Exercise objective: Every line of the data that contains the string "Servicios" must be copied.

(Data about app and page elements)
◆ ◆ ◆

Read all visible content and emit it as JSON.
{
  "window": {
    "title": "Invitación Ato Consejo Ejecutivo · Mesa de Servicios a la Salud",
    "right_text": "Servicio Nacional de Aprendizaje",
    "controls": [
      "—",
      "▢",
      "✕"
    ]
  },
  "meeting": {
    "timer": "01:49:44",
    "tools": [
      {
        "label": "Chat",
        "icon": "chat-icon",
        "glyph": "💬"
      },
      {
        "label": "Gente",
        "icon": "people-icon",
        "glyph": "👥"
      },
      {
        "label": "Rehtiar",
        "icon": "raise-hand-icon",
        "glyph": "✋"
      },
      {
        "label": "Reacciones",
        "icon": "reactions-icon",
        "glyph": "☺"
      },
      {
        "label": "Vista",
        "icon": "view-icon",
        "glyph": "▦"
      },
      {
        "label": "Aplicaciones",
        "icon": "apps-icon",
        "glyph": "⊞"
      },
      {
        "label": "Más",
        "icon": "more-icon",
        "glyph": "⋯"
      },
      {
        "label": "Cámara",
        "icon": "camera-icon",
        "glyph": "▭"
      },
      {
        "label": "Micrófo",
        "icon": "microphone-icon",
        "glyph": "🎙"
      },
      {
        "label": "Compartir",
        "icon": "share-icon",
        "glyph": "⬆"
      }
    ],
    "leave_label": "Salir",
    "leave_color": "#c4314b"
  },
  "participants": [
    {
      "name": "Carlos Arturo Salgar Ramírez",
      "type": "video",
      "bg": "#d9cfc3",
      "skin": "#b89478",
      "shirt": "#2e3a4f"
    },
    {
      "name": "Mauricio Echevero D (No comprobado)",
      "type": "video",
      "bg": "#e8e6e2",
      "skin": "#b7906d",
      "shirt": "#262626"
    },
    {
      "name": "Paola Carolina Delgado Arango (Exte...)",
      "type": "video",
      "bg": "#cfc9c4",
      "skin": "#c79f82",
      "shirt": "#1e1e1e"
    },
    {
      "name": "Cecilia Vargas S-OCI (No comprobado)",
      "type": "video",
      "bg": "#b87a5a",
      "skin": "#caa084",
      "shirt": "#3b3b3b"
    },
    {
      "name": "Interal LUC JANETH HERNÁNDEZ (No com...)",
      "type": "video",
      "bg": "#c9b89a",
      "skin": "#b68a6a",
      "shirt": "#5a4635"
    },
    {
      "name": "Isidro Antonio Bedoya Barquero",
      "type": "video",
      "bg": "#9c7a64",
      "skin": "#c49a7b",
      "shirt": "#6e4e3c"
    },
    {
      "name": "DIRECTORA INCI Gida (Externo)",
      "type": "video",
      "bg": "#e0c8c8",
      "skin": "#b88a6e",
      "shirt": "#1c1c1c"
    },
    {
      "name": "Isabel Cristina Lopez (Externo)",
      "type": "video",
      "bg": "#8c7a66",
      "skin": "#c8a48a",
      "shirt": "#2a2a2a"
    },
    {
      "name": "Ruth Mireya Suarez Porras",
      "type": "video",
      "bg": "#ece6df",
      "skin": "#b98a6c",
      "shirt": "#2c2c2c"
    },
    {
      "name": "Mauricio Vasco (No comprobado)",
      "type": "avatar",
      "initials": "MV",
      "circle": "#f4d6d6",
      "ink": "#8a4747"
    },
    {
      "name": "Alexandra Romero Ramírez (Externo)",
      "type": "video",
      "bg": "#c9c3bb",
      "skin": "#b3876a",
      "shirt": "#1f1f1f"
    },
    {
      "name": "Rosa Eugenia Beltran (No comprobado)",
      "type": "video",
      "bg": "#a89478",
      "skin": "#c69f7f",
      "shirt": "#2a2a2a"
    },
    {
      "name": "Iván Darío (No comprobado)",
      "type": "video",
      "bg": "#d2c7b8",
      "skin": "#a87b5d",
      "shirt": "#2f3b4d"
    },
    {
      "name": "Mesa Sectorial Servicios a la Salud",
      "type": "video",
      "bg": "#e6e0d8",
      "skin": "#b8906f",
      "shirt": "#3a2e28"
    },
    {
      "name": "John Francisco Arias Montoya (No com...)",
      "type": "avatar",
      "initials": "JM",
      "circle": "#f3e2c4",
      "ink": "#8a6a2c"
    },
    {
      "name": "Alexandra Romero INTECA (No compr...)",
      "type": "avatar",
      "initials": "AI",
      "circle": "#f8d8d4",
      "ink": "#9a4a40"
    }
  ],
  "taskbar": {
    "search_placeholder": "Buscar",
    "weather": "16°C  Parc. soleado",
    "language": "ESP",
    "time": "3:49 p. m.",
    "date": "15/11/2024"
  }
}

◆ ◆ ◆

Result for this exercise:
    "title": "Invitación Ato Consejo Ejecutivo · Mesa de Servicios a la Salud",
      "name": "Mesa Sectorial Servicios a la Salud",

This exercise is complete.